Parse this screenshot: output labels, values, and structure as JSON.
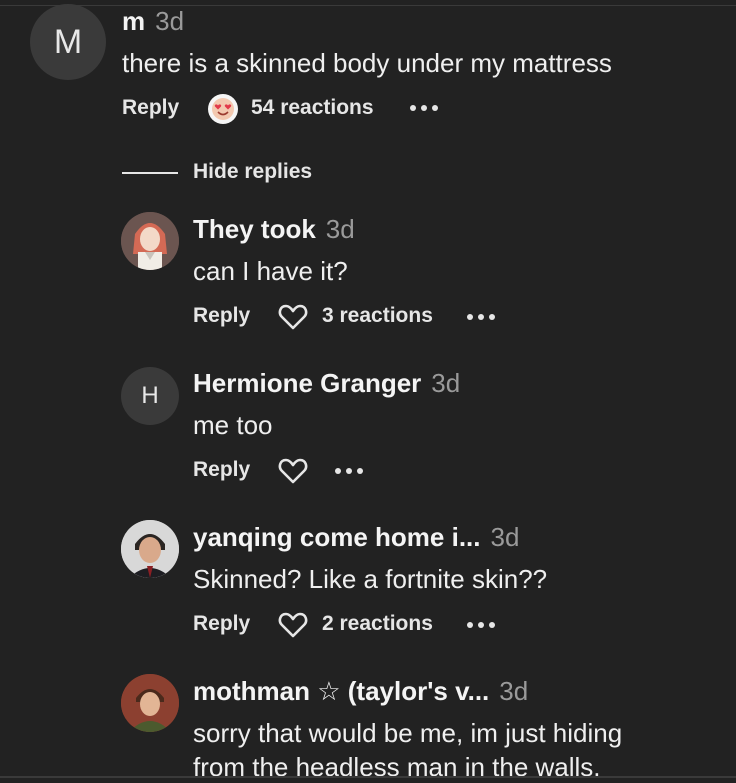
{
  "main_comment": {
    "avatar_letter": "M",
    "username": "m",
    "time": "3d",
    "text": "there is a skinned body under my mattress",
    "reply_label": "Reply",
    "reactions": "54 reactions",
    "reaction_icon": "heart-eyes-emoji-icon"
  },
  "hide_replies_label": "Hide replies",
  "replies": [
    {
      "username": "They took",
      "time": "3d",
      "text": "can I have it?",
      "reply_label": "Reply",
      "reactions": "3 reactions",
      "avatar": "illustrated-character-avatar"
    },
    {
      "avatar_letter": "H",
      "username": "Hermione Granger",
      "time": "3d",
      "text": "me too",
      "reply_label": "Reply"
    },
    {
      "username": "yanqing come home i...",
      "time": "3d",
      "text": "Skinned? Like a fortnite skin??",
      "reply_label": "Reply",
      "reactions": "2 reactions",
      "avatar": "man-portrait-avatar"
    },
    {
      "username": "mothman ☆ (taylor's v...",
      "time": "3d",
      "text_line1": "sorry that would be me, im just hiding",
      "text_line2": "from the headless man in the walls.",
      "avatar": "photo-avatar"
    }
  ],
  "colors": {
    "background": "#222222",
    "text": "#f2f2f2",
    "muted": "#9a9a9a",
    "avatar_bg": "#3a3a3a"
  }
}
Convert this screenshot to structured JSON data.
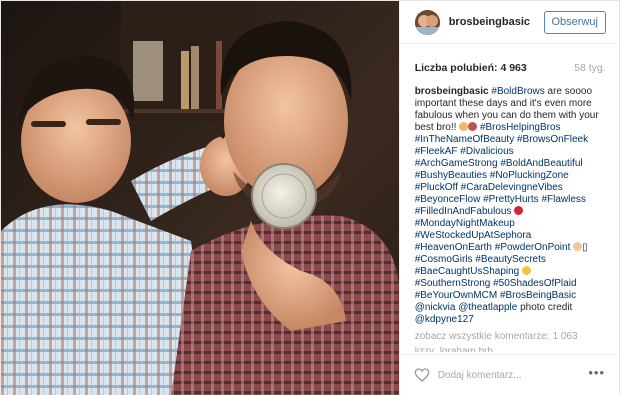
{
  "post": {
    "username": "brosbeingbasic",
    "follow_label": "Obserwuj",
    "likes_label": "Liczba polubień: 4 963",
    "time_ago": "58 tyg.",
    "caption": {
      "author": "brosbeingbasic",
      "lines": [
        [
          {
            "t": " "
          },
          {
            "h": "#BoldBrows"
          },
          {
            "t": " are soooo important these days and it's even more fabulous when you can do them with your best bro!! "
          },
          {
            "e": "face-emoji"
          },
          {
            "e": "couple-emoji"
          },
          {
            "t": " "
          },
          {
            "h": "#BrosHelpingBros"
          }
        ],
        [
          {
            "h": "#InTheNameOfBeauty"
          },
          {
            "t": " "
          },
          {
            "h": "#BrowsOnFleek"
          }
        ],
        [
          {
            "h": "#FleekAF"
          },
          {
            "t": " "
          },
          {
            "h": "#Divalicious"
          }
        ],
        [
          {
            "h": "#ArchGameStrong"
          },
          {
            "t": " "
          },
          {
            "h": "#BoldAndBeautiful"
          }
        ],
        [
          {
            "h": "#BushyBeauties"
          },
          {
            "t": " "
          },
          {
            "h": "#NoPluckingZone"
          }
        ],
        [
          {
            "h": "#PluckOff"
          },
          {
            "t": " "
          },
          {
            "h": "#CaraDelevingneVibes"
          }
        ],
        [
          {
            "h": "#BeyonceFlow"
          },
          {
            "t": " "
          },
          {
            "h": "#PrettyHurts"
          },
          {
            "t": " "
          },
          {
            "h": "#Flawless"
          }
        ],
        [
          {
            "h": "#FilledInAndFabulous"
          },
          {
            "t": " "
          },
          {
            "e": "dancer-emoji"
          }
        ],
        [
          {
            "h": "#MondayNightMakeup"
          }
        ],
        [
          {
            "h": "#WeStockedUpAtSephora"
          }
        ],
        [
          {
            "h": "#HeavenOnEarth"
          },
          {
            "t": " "
          },
          {
            "h": "#PowderOnPoint"
          },
          {
            "t": " "
          },
          {
            "e": "ok-hand-emoji"
          },
          {
            "t": "▯"
          }
        ],
        [
          {
            "h": "#CosmoGirls"
          },
          {
            "t": " "
          },
          {
            "h": "#BeautySecrets"
          }
        ],
        [
          {
            "h": "#BaeCaughtUsShaping"
          },
          {
            "t": " "
          },
          {
            "e": "smile-emoji"
          }
        ],
        [
          {
            "h": "#SouthernStrong"
          },
          {
            "t": " "
          },
          {
            "h": "#50ShadesOfPlaid"
          }
        ],
        [
          {
            "h": "#BeYourOwnMCM"
          },
          {
            "t": " "
          },
          {
            "h": "#BrosBeingBasic"
          }
        ],
        [
          {
            "h": "@nickvia"
          },
          {
            "t": " "
          },
          {
            "h": "@theatlapple"
          },
          {
            "t": " photo credit"
          }
        ],
        [
          {
            "h": "@kdpyne127"
          }
        ]
      ]
    },
    "view_all_label": "zobacz wszystkie komentarze: 1 063",
    "cut_comment": "lizzy_lgraham brb",
    "comment_placeholder": "Dodaj komentarz...",
    "more_label": "•••"
  },
  "colors": {
    "hashtag": "#003569",
    "follow_border": "#4e86c0",
    "follow_text": "#3f729b",
    "muted": "#a5a7aa"
  },
  "icons": {
    "like": "heart-icon",
    "more": "more-options-icon",
    "avatar": "profile-avatar"
  }
}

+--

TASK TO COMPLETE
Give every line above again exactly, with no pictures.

ANSWER TO THIS EXERCISE
Parse this screenshot: output labels, values, and structure as JSON.
{
  "main_comment": {
    "avatar_letter": "M",
    "username": "m",
    "time": "3d",
    "text": "there is a skinned body under my mattress",
    "reply_label": "Reply",
    "reactions": "54 reactions",
    "reaction_icon": "heart-eyes-emoji-icon"
  },
  "hide_replies_label": "Hide replies",
  "replies": [
    {
      "username": "They took",
      "time": "3d",
      "text": "can I have it?",
      "reply_label": "Reply",
      "reactions": "3 reactions",
      "avatar": "illustrated-character-avatar"
    },
    {
      "avatar_letter": "H",
      "username": "Hermione Granger",
      "time": "3d",
      "text": "me too",
      "reply_label": "Reply"
    },
    {
      "username": "yanqing come home i...",
      "time": "3d",
      "text": "Skinned? Like a fortnite skin??",
      "reply_label": "Reply",
      "reactions": "2 reactions",
      "avatar": "man-portrait-avatar"
    },
    {
      "username": "mothman ☆ (taylor's v...",
      "time": "3d",
      "text_line1": "sorry that would be me, im just hiding",
      "text_line2": "from the headless man in the walls.",
      "avatar": "photo-avatar"
    }
  ],
  "colors": {
    "background": "#222222",
    "text": "#f2f2f2",
    "muted": "#9a9a9a",
    "avatar_bg": "#3a3a3a"
  }
}
Convert this screenshot to structured JSON data.
{
  "post": {
    "username": "brosbeingbasic",
    "follow_label": "Obserwuj",
    "likes_label": "Liczba polubień: 4 963",
    "time_ago": "58 tyg.",
    "caption": {
      "author": "brosbeingbasic",
      "lines": [
        [
          {
            "t": " "
          },
          {
            "h": "#BoldBrows"
          },
          {
            "t": " are soooo important these days and it's even more fabulous when you can do them with your best bro!! "
          },
          {
            "e": "face-emoji"
          },
          {
            "e": "couple-emoji"
          },
          {
            "t": " "
          },
          {
            "h": "#BrosHelpingBros"
          }
        ],
        [
          {
            "h": "#InTheNameOfBeauty"
          },
          {
            "t": " "
          },
          {
            "h": "#BrowsOnFleek"
          }
        ],
        [
          {
            "h": "#FleekAF"
          },
          {
            "t": " "
          },
          {
            "h": "#Divalicious"
          }
        ],
        [
          {
            "h": "#ArchGameStrong"
          },
          {
            "t": " "
          },
          {
            "h": "#BoldAndBeautiful"
          }
        ],
        [
          {
            "h": "#BushyBeauties"
          },
          {
            "t": " "
          },
          {
            "h": "#NoPluckingZone"
          }
        ],
        [
          {
            "h": "#PluckOff"
          },
          {
            "t": " "
          },
          {
            "h": "#CaraDelevingneVibes"
          }
        ],
        [
          {
            "h": "#BeyonceFlow"
          },
          {
            "t": " "
          },
          {
            "h": "#PrettyHurts"
          },
          {
            "t": " "
          },
          {
            "h": "#Flawless"
          }
        ],
        [
          {
            "h": "#FilledInAndFabulous"
          },
          {
            "t": " "
          },
          {
            "e": "dancer-emoji"
          }
        ],
        [
          {
            "h": "#MondayNightMakeup"
          }
        ],
        [
          {
            "h": "#WeStockedUpAtSephora"
          }
        ],
        [
          {
            "h": "#HeavenOnEarth"
          },
          {
            "t": " "
          },
          {
            "h": "#PowderOnPoint"
          },
          {
            "t": " "
          },
          {
            "e": "ok-hand-emoji"
          },
          {
            "t": "▯"
          }
        ],
        [
          {
            "h": "#CosmoGirls"
          },
          {
            "t": " "
          },
          {
            "h": "#BeautySecrets"
          }
        ],
        [
          {
            "h": "#BaeCaughtUsShaping"
          },
          {
            "t": " "
          },
          {
            "e": "smile-emoji"
          }
        ],
        [
          {
            "h": "#SouthernStrong"
          },
          {
            "t": " "
          },
          {
            "h": "#50ShadesOfPlaid"
          }
        ],
        [
          {
            "h": "#BeYourOwnMCM"
          },
          {
            "t": " "
          },
          {
            "h": "#BrosBeingBasic"
          }
        ],
        [
          {
            "h": "@nickvia"
          },
          {
            "t": " "
          },
          {
            "h": "@theatlapple"
          },
          {
            "t": " photo credit"
          }
        ],
        [
          {
            "h": "@kdpyne127"
          }
        ]
      ]
    },
    "view_all_label": "zobacz wszystkie komentarze: 1 063",
    "cut_comment": "lizzy_lgraham brb",
    "comment_placeholder": "Dodaj komentarz...",
    "more_label": "•••"
  },
  "colors": {
    "hashtag": "#003569",
    "follow_border": "#4e86c0",
    "follow_text": "#3f729b",
    "muted": "#a5a7aa"
  },
  "icons": {
    "like": "heart-icon",
    "more": "more-options-icon",
    "avatar": "profile-avatar"
  }
}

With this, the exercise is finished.